This is the website for the Math Graduate Student Association and the Math Grad Student Seminar.
Math Department TShirts
The math department now has tshirts! The design can be viewed here. In addition to the grey shirt, there is a red shirt with white lettering. Shirts are $5 and can be purchased in MW (math tower) 216. Cash only, please, and exact change is appreciated but not usually necessary. Sizes range from small to XXL. The shirts are a 5050 cottonpolyester blend. The design on the back is the Zassenhaus butterfly.
Mathematical Research Lectures presented by MGSA (Grad Seminar)
All talks will be given in CH 240 at 5:15 pm unless otherwise noted. The talks will last between 40 minutes and an hour. All Ohio State undergraduates and graduate students are welcome to attend!
Fall 2017  Spring 2017  Fall 2016  Past Talks 

August 29: Evan Nash
The Convex Hull of Two Circles in $\mathbb{R}^3$ (click for abstract)
This is an algebraic geometry talk, but it is a somewhat unorthodox algebraic geometry talk in that not only do you recognize all the words in the title, but they mean exactly what you think they do. We're really going to be looking at two circles in 3space and trying to describe the properties of their convex hull. On the way, we'll get a glimpse at some of the algebraic geometry machinery we use to get a perspective on this question. There will be many pretty pictures.
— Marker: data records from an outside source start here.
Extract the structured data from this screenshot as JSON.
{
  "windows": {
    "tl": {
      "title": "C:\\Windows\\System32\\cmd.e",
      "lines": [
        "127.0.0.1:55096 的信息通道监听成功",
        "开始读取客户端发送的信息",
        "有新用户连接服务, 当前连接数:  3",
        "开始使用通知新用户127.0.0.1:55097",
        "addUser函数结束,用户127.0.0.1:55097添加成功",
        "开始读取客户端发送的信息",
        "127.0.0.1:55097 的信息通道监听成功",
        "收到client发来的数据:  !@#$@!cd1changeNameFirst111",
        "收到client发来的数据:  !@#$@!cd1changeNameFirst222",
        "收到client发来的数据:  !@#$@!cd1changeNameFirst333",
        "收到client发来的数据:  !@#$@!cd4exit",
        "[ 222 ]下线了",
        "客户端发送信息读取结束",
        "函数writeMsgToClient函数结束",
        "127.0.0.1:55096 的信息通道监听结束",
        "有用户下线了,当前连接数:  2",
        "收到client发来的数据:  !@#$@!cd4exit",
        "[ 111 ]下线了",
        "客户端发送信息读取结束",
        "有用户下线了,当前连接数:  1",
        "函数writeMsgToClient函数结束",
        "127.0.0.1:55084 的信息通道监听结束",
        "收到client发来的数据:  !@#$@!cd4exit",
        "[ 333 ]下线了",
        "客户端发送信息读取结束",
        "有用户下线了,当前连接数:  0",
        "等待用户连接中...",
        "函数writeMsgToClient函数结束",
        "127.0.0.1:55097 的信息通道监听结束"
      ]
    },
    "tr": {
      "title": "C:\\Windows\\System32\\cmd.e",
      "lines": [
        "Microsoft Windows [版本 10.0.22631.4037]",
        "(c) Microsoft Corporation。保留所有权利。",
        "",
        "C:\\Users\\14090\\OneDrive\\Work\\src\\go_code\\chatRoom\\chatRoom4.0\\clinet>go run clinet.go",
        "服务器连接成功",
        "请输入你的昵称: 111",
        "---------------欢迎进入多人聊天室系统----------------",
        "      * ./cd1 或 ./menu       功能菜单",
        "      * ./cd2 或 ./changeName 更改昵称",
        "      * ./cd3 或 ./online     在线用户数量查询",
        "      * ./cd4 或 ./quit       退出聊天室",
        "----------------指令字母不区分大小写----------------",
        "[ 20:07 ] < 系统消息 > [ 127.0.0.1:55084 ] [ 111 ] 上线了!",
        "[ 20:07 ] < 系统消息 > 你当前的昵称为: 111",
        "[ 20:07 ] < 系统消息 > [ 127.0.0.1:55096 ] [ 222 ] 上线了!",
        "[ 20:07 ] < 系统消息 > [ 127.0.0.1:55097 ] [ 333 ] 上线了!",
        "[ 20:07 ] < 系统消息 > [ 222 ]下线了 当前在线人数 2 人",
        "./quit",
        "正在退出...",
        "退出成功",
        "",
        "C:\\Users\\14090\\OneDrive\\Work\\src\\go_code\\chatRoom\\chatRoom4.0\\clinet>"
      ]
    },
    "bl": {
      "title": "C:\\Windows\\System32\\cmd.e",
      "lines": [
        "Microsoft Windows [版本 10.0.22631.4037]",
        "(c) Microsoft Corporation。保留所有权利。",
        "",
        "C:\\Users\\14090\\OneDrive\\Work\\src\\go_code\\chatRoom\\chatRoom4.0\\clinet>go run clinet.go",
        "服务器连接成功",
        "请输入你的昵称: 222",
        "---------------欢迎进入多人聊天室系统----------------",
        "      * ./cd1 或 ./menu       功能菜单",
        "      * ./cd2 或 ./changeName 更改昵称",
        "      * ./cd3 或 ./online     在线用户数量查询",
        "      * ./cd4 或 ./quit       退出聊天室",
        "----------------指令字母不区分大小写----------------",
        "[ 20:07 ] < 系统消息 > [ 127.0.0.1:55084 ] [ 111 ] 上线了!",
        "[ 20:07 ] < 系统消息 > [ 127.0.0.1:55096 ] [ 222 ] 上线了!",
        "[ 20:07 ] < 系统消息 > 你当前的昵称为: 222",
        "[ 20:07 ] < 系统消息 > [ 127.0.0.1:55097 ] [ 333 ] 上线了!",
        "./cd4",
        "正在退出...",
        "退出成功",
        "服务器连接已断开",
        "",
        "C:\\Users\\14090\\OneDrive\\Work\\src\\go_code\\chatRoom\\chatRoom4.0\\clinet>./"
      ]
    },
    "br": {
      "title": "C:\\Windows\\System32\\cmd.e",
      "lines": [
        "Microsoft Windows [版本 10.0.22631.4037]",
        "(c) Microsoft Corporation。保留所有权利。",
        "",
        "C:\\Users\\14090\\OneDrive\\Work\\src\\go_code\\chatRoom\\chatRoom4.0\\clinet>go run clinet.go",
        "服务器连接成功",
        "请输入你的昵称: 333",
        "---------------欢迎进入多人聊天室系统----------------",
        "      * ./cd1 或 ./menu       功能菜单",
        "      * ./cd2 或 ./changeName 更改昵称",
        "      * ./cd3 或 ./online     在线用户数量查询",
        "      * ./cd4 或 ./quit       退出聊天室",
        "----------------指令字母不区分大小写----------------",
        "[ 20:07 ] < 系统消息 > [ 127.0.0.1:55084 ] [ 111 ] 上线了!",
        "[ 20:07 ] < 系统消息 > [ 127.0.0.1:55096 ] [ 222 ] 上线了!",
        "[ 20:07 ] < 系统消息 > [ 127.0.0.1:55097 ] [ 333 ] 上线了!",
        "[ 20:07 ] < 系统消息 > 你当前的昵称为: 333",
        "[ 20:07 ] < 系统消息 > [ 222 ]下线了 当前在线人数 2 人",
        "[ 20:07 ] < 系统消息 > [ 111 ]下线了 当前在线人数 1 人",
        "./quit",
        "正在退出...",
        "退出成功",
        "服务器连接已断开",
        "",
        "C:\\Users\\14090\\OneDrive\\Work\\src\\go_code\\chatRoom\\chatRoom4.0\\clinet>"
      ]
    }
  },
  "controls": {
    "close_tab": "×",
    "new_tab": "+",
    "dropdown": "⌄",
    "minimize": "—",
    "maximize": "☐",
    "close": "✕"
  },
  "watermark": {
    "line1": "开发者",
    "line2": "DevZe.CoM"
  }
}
September 26: Yongxiao Lin
Bounds for $L$functions and selected applications (click for abstract)
Bounding $L$functions on the critical line $s=1/2+it$ is an important problem in number theory. Given an $L$function $L(s,f)$, from the functional equation and the PhragmenLindel\"of principle, we have an upper bound for the order of magnitude of $L(s,f)$ on the critical line, which is referred as the convexity bound. The subconvexity problem consists in seeking an upper bound for $L(s,f)$ that is superior to the convexity bound by a power saving. In this talk, I will begin with the Lindel\"o hypethesis for the Riemann zeta function. Then we shall talk about subconvexity bounds for degree 2 $L$functions, in various aspects. Applications to the equidistribution of lattice points on the sphere and to arithmetic quantum unique ergodicity (AQUE) will also be discussed. Time permitting, I will mention my own work in this direction for certain degree 3 $L$functions.

October 24: Marissa Renardy
A method for parameter sensitivity analysis and parameter estimation using polynomial surrogates (click for abstract)
Many mathematical models arising in biology are systems of differential equations with a large number of unknown parameters. Parameter sensitivity analysis and parameter estimation are important tools for understanding these systems. Most methods for this type of parameter analysis require sampling of the parameter space, which becomes very costly as the dimension of the parameter space increases since each sample requires the solution of a system of differential equations. In this talk, I will present a method for parameter sensitivity analysis and parameter estimation that makes use of polynomial surrogate models to greatly reduce the computational cost. I will also demonstrate the method on two models for cell polarization.

November 7: Alex Beckwith
The spectral theory of automorphic forms (click for abstract)
Automorphic forms are one of the central objects of study in modern analytic number theory. In our setting, they arise as eigenfunctions of the Laplacian on hyperbolic surfaces $\Gamma \backslash \mathbb{H}$, where $\Gamma$ is a certain kind of subgroup of $SL_2(\mathbb{R})$. I will present the spectral theory of automorphic forms and discuss some of the outstanding questions about them. These include the prevalence (or lack thereof) of Maa$\ss$ cusp forms and also the (unique) equidistribution of their mass at high energy levels; both of these features can be studied using $L$functions.

November 28: Reeve Garrett
Research area: Commutative Algebra and Ideal Theory (click for abstract)
Abstract forthcoming.
Happy Hour
Happy hour schedule forthcoming!
Everyone is welcome to come, drinkers and nondrinkers alike!